People watching – The Bean in Millennium Park, Chicago.
One of the best things about travelling is meeting new people. Some have and will become good friends, and many others are nameless. I usually talk to people on public transport, much to the fear of some of my international friends. Being from Australia is a good talking point – everyone wants to travel to Australia. A few people have asked me about geography, and a few others have quite a good knowledge of our current government. Two waiters wrote me some travel tips for New Orleans. People are so generous when you spend the time talking to them.
I really love observing people and talking to them to draw out brief stories. Curiosity comes with being a writer – everybody has a story. If I was a fiction writer I could weave some of these encounters into the story.
Here are some of the people I’ve met along the way so far.
The taxi driver who took me to my hotel in Auckland told me about his marriage. He described “an arranged marriage not a love marriage”. He told me that his parents decided on who he should marry, and matched her with a girl in New Zealand. It took nine months to get to know his wife. “I would prefer the love marriage”, he told me. “Because you should know each other perfectly.” I asked him if he’s happy?
“It’s alright. She’s alright but sometimes she doesn’t agree with me.”
I got chatting with my friend’s roommates while she was at work. We covered so many things – education, career goals, the cost of living, meeting men… When I told one of Larisa’s friends I’m Australian she immediately asked if I know Darren Hayes and I squealed and said of course I do! She quoted some lyrics and I told her about talking to Darren on his podcast last month.
My flight from San Francisco to Chicago was very early in the morning. I left the hotel at 3.30 am – catching a shuttle bus. I was scared of waiting on the street as the Tenderloin district was so dodgy (I think of pounded meat and quivering loins when Tenderloin is mentioned). But it was fine – the concierge waited with me and the driver helped me with my bags. I did not encounter anyone dangerous on the street. As usual, I struck up conversations with my fellow passengers – even so early! Some weren’t as willing to talk as others. I met a couple from Atlanta who really want to visit Australia. The woman was talking about her skin condition, and her husband said the questions about it got so bad that he said to people “just don’t come to my house”. We didn’t see each other’s faces until the drop-off point, but it was amazing how a short conversation on a bus in the dark could produce conversation about such a big commonality.

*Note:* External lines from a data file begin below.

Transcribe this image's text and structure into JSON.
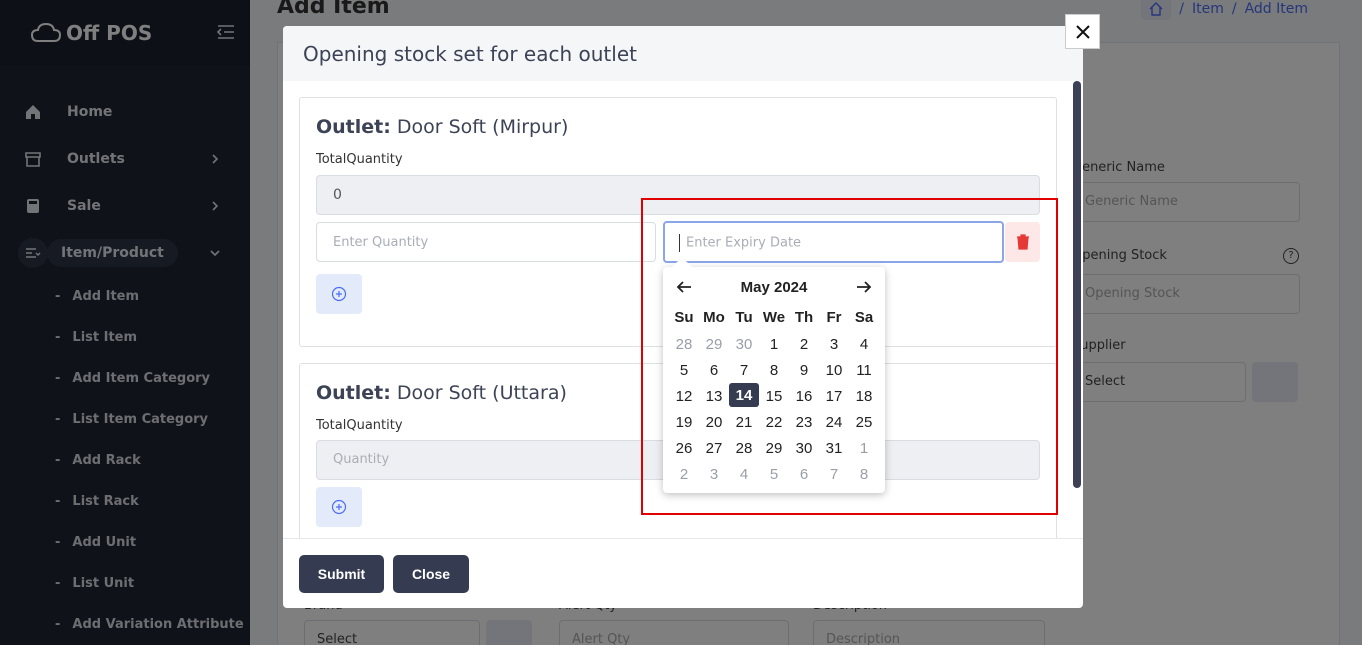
{
  "app": {
    "brand": "Off POS",
    "page_title": "Add Item"
  },
  "breadcrumb": [
    "Item",
    "Add Item"
  ],
  "sidebar": {
    "items": [
      {
        "label": "Home",
        "icon": "home-icon",
        "has_children": false
      },
      {
        "label": "Outlets",
        "icon": "store-icon",
        "has_children": true
      },
      {
        "label": "Sale",
        "icon": "calculator-icon",
        "has_children": true
      },
      {
        "label": "Item/Product",
        "icon": "list-icon",
        "has_children": true,
        "expanded": true
      }
    ],
    "subitems": [
      "Add Item",
      "List Item",
      "Add Item Category",
      "List Item Category",
      "Add Rack",
      "List Rack",
      "Add Unit",
      "List Unit",
      "Add Variation Attribute"
    ]
  },
  "background_form": {
    "generic_name_label": "Generic Name",
    "generic_name_placeholder": "Generic Name",
    "opening_stock_label": "Opening Stock",
    "opening_stock_placeholder": "Opening Stock",
    "supplier_label": "Supplier",
    "supplier_value": "Select",
    "brand_label": "Brand",
    "brand_value": "Select",
    "alert_qty_label": "Alert Qty",
    "alert_qty_placeholder": "Alert Qty",
    "description_label": "Description",
    "description_placeholder": "Description"
  },
  "modal": {
    "title": "Opening stock set for each outlet",
    "outlet_prefix": "Outlet:",
    "outlets": [
      {
        "name": "Door Soft (Mirpur)",
        "total_label": "TotalQuantity",
        "total_value": "0",
        "quantity_placeholder": "Enter Quantity",
        "expiry_placeholder": "Enter Expiry Date"
      },
      {
        "name": "Door Soft (Uttara)",
        "total_label": "TotalQuantity",
        "total_placeholder": "Quantity"
      }
    ],
    "submit_label": "Submit",
    "close_label": "Close"
  },
  "datepicker": {
    "month": "May 2024",
    "weekdays": [
      "Su",
      "Mo",
      "Tu",
      "We",
      "Th",
      "Fr",
      "Sa"
    ],
    "weeks": [
      [
        [
          "28",
          1
        ],
        [
          "29",
          1
        ],
        [
          "30",
          1
        ],
        [
          "1",
          0
        ],
        [
          "2",
          0
        ],
        [
          "3",
          0
        ],
        [
          "4",
          0
        ]
      ],
      [
        [
          "5",
          0
        ],
        [
          "6",
          0
        ],
        [
          "7",
          0
        ],
        [
          "8",
          0
        ],
        [
          "9",
          0
        ],
        [
          "10",
          0
        ],
        [
          "11",
          0
        ]
      ],
      [
        [
          "12",
          0
        ],
        [
          "13",
          0
        ],
        [
          "14",
          2
        ],
        [
          "15",
          0
        ],
        [
          "16",
          0
        ],
        [
          "17",
          0
        ],
        [
          "18",
          0
        ]
      ],
      [
        [
          "19",
          0
        ],
        [
          "20",
          0
        ],
        [
          "21",
          0
        ],
        [
          "22",
          0
        ],
        [
          "23",
          0
        ],
        [
          "24",
          0
        ],
        [
          "25",
          0
        ]
      ],
      [
        [
          "26",
          0
        ],
        [
          "27",
          0
        ],
        [
          "28",
          0
        ],
        [
          "29",
          0
        ],
        [
          "30",
          0
        ],
        [
          "31",
          0
        ],
        [
          "1",
          1
        ]
      ],
      [
        [
          "2",
          1
        ],
        [
          "3",
          1
        ],
        [
          "4",
          1
        ],
        [
          "5",
          1
        ],
        [
          "6",
          1
        ],
        [
          "7",
          1
        ],
        [
          "8",
          1
        ]
      ]
    ],
    "selected_day": "14"
  },
  "colors": {
    "sidebar_bg": "#1f2432",
    "primary_button": "#353c52",
    "link": "#4a6cf7",
    "danger": "#e53935",
    "highlight": "#e00000"
  }
}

I also caught a shuttle bus from Chicago airport to the hostel. There were only two of us on that shuttle – me and a woman who was about to run a marathon. We talked the whole trip about running and her work and I told her about my blog. She said she’s started a running blog which is here. We will keep in touch.
The hostel serves a free basic hot breakfast every morning. I sat at a table with a young guy from Michigan, a Spanish traveller and a man from Germany. I got talking to the German man – his eyes indicated he might be blind, and he later confirmed he was. When I told him I’m going to the art gallery, he joked, “not a place for a blind man”. He’s been in America for six months, working as a volunteer on a reservation (a community of native Americans) in South Dakota. He told me that the adults on the reservation live in poverty – receiving $300 a month, and are homeless, unemployed and uneducated. Alcoholism is rife. I asked him if he thinks volunteering there helps the community get out of the cycle. He doesn’t think so, saying that it’s a historical culture that is hard to shift. He said he doesn’t fix problems, instead exchanges skills with the community – doing something for the community and the people within do something for him. He wants to live in Russia in a trailer park, so he’s free to travel and not tied down with a mortgage. What an interesting man!
I met an older lady on the bus to downtown Chicago who was all dressed up on her way to lunch. She was refreshingly progressive. She talked to anybody – she told me she was on her way to lunch, and have me some tips about the art gallery. She pointed out a beautiful church and said that even though she’s Jewish, she visits that church at Christmas and celebrates too. “We all pray to a god you know. It doesn’t matter that we’re different.”
The woman next to her asked me how I burnt my face. I said I didn’t, and she continued asking more questions. I said I was born like this and there’s no need to ask so many questions to a stranger. The older woman told her off, saying “its not nice to ask strangers about their appearance”. She then said to me “the lady next to me told me I had lipstick on my teeth and now is commenting on your beautiful face. Of course, she’s perfect.” It was a great comeback and I thanked her for speaking up.
People speak their mind here. A woman on the bus in Chicago behind me yelled out to a stranger standing up: “your shoes look like shit. Is that a tiger?”, and followed her off the bus to criticize her outfit further. The driver through his arms up and let out a hearty laugh, and is passengers laughed and were horrified all at once. It was a priceless moment.
Do you people watch? Do you talk to strangers? Isn’t it fun?